Thinkman – another in the almost never-ending collection of unknown artists.  Rupert Hine (see H) was originally a singer songwriter of obscure sounding songs in the Seventies, also a leading member of Quantum Jump (see Q) and a go-to producer in the Eighties and Nineties.  One of his many side projects was a band (really just him on all instruments) called Thinkman. I have just 2 of the 3 albums he released under this moniker before going back to his own name.  The Formula (1986) was the first under this umbrella.  Not such a great album; very eighties sound, too cluttered and I almost cannot hear the words.  Still as part of the Rupert collection, it has it’s place.  Life is A Fulltime Occupation (1988) – this is better, the production clearer and the sogs a bit more varied.  Best are ‘Watchman, Walkman, Thinkman’, ‘Bad Angel’ and ‘Dance Yourself Insane’.

Richard and Linda Thompson – folk guitarist and singer Richard was joined by his wife for this rarity I Want To See The Bright Lights Tonight.  But I am afraid, that with a couple of exceptions I am not so fond of folk.  Best songs are the title track and ‘Withered and Died.’  For specialists only.

Tracy Thorn – One of my favourite band’s – ‘Everything But The Girl’ (see E) had stopped making albums a few years ago after a very successful handful of dance inspired records.  I hadn’t realised that Tracy (one half of the duo) had continued making the occasional foray into the music business.  She has a lovely languid voice and I found this double album on line a couple of years ago  – Solo, Songs and Collaborations 1982 – 2015.  Well, quite a revelation – I knew she had written several of the songs for EBTG, mostly in collaboration with Ben Watt, but she is a really sensitive songwriter.  The first album is from a handful of solo albums she has made.  Best are ‘Oh, The Divorces’, ‘Hands up To The Ceiling’ and ‘Singles bar’.  The second disc is her later dance music collaborations, famously with Massive Attack.  Of course, I love ‘Protection’ and ‘Better Things’ but I didn’t know most of the others; ‘Damage’, ‘Grand Canyon’ and ‘Yu Are A Lover’ especially resonate – though this album tends to be like most dance music and just becomes a pleasant background, and you miss the words.

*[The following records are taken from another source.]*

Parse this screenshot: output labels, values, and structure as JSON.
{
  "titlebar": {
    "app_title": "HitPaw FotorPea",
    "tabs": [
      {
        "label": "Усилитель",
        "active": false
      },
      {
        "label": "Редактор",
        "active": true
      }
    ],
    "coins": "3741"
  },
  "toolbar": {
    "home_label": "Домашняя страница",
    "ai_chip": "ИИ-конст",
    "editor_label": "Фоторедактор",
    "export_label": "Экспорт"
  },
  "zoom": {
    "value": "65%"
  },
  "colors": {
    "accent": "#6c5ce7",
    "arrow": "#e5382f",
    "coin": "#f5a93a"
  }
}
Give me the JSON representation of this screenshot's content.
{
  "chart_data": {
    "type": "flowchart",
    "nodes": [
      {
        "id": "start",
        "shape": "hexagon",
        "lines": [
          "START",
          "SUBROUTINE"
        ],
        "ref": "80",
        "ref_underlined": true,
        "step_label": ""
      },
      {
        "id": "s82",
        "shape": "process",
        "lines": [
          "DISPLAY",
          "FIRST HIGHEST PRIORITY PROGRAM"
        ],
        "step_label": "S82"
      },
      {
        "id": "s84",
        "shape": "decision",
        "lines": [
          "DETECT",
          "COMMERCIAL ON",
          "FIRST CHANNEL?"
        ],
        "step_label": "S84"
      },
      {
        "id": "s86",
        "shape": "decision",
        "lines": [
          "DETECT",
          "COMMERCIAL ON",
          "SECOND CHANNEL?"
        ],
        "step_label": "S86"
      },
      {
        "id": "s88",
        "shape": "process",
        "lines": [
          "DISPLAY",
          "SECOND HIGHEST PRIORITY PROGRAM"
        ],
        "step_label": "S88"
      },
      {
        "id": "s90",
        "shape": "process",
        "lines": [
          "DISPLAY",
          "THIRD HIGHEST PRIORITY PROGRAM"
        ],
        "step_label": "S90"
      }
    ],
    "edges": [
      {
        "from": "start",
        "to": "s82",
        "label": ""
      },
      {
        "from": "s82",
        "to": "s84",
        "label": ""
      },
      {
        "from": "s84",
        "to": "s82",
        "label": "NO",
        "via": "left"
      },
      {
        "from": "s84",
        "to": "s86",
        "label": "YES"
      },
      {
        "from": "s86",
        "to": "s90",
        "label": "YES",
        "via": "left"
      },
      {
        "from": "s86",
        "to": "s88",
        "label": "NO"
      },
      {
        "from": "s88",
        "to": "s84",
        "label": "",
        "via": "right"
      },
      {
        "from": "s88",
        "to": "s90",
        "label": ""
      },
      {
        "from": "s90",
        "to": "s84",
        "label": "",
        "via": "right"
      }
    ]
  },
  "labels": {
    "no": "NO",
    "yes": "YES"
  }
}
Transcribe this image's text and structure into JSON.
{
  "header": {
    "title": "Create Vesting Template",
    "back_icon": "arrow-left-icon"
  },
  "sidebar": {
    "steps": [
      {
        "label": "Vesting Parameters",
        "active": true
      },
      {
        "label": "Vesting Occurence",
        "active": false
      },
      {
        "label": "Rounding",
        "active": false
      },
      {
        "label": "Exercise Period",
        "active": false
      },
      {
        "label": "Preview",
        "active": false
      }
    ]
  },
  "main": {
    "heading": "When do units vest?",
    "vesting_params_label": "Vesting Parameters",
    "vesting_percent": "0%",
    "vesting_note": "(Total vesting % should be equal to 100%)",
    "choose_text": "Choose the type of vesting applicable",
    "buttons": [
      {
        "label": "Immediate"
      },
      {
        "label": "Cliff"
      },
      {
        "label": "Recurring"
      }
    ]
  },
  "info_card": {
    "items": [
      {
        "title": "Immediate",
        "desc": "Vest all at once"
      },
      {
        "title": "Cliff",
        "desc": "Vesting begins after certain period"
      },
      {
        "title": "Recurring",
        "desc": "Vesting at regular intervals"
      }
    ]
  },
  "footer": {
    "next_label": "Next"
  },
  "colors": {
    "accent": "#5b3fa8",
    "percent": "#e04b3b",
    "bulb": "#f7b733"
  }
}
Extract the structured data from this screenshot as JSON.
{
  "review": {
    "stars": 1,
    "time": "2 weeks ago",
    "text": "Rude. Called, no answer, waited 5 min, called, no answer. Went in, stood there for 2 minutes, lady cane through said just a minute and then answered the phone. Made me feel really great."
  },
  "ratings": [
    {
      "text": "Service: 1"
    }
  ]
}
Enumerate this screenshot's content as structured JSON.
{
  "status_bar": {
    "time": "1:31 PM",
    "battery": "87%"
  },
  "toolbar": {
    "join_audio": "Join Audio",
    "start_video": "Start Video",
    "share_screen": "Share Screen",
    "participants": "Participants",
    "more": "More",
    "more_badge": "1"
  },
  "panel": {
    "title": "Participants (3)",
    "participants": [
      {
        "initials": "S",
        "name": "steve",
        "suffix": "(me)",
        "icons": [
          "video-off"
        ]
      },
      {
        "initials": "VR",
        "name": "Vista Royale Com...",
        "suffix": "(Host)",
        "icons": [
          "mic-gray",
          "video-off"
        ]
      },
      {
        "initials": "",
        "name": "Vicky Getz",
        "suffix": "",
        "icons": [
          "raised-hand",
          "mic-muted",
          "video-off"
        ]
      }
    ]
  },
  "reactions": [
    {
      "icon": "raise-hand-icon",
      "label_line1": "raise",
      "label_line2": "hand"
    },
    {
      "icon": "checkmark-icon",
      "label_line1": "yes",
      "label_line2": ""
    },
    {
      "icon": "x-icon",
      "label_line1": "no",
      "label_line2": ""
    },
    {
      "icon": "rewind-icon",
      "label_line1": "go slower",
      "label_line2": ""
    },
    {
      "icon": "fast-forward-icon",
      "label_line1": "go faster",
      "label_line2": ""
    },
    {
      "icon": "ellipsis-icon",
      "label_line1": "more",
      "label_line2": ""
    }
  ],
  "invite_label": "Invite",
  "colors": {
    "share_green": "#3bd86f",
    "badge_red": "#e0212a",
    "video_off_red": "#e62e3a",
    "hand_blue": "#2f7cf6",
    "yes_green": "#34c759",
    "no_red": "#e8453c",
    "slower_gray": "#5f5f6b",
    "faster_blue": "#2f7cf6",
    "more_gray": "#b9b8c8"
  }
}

Paul Tiernan – Paul played one night at Rupert’s pub Le Gambetta, and he was selling copies of his album which I bought – Belle.   I was really impressed, both by his accomplished finger-picking guitar work and his songs – though I suspect most of the other clients were a bit bored, preferring the raucous rock’n’roll of the regular singers.  I do like the album, even if it is a but samey – best tracks are the title track and closer ‘How To Say Goodbye’, and really all of it.  The record could have been made any time after 1970 I suppose – but actually 2004.  You wont find it on Spotify, that’s for sure.